The challenge of reconciling interagency transactions has preoccupied government managers for several decades. John Cox, chief financial officer for the Housing and Urban Development Department, recently identified it as a “$100 billion problem” — the difficulty of accounting for sales activity among agencies has clearly stifled financial performance in addition to being a primary barrier to delivering a governmentwide consolidated financial statement.
Until now, discussion has focused mainly on manual research and reconciliation of the interagency out-of-balance problem, which clearly remains the most urgent priority for most federal CFOs to reconcile.

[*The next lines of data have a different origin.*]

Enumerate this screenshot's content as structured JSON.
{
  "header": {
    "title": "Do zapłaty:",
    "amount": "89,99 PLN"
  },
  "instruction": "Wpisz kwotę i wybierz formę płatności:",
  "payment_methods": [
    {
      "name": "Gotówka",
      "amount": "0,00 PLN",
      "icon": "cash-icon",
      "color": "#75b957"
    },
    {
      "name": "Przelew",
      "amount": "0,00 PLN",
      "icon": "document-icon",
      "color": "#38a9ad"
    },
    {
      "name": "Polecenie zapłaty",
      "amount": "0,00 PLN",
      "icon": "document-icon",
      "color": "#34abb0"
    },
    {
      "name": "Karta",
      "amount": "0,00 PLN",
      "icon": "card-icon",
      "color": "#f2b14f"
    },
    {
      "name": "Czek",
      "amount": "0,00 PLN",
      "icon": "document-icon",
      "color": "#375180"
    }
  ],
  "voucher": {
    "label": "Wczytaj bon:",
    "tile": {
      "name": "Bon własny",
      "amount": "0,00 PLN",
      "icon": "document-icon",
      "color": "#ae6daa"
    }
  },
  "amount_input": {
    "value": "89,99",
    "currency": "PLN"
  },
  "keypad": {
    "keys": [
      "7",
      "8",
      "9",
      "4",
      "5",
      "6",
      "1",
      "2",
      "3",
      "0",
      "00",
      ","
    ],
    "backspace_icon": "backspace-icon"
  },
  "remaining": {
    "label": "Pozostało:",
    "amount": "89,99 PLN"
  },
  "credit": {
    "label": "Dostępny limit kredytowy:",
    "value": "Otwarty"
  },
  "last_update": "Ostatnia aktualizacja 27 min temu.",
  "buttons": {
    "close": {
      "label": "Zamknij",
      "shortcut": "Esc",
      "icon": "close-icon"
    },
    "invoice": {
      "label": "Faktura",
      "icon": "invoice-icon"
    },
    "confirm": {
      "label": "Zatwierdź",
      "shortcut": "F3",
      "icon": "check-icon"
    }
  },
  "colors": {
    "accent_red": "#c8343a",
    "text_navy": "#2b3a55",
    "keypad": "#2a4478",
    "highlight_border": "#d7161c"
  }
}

At the same time, does the implementation of an intergovernmental transactions (IGT) management solution offer us a chance to look beyond this immediate need alone? IGT management is bound to be an integral part of the financial management structure at any agency, and the way it’s integrated, deployed and utilized will affect transparency and accountability overall.
Such a strategic view of interagency financial transactions can enable federal managers to address a broad range of priorities as well as anticipate the needs of their agencies for years to come. With access to modern tools, managers can deploy a commercial IGT reconciliation system in a way that will not only resolve interagency imbalances but also provide expanded benefits that can include intradepartmental transparency, more sophisticated internal controls or grant management capabilities.
-Eva Robinson and Doug Davidson, FederalTimes.com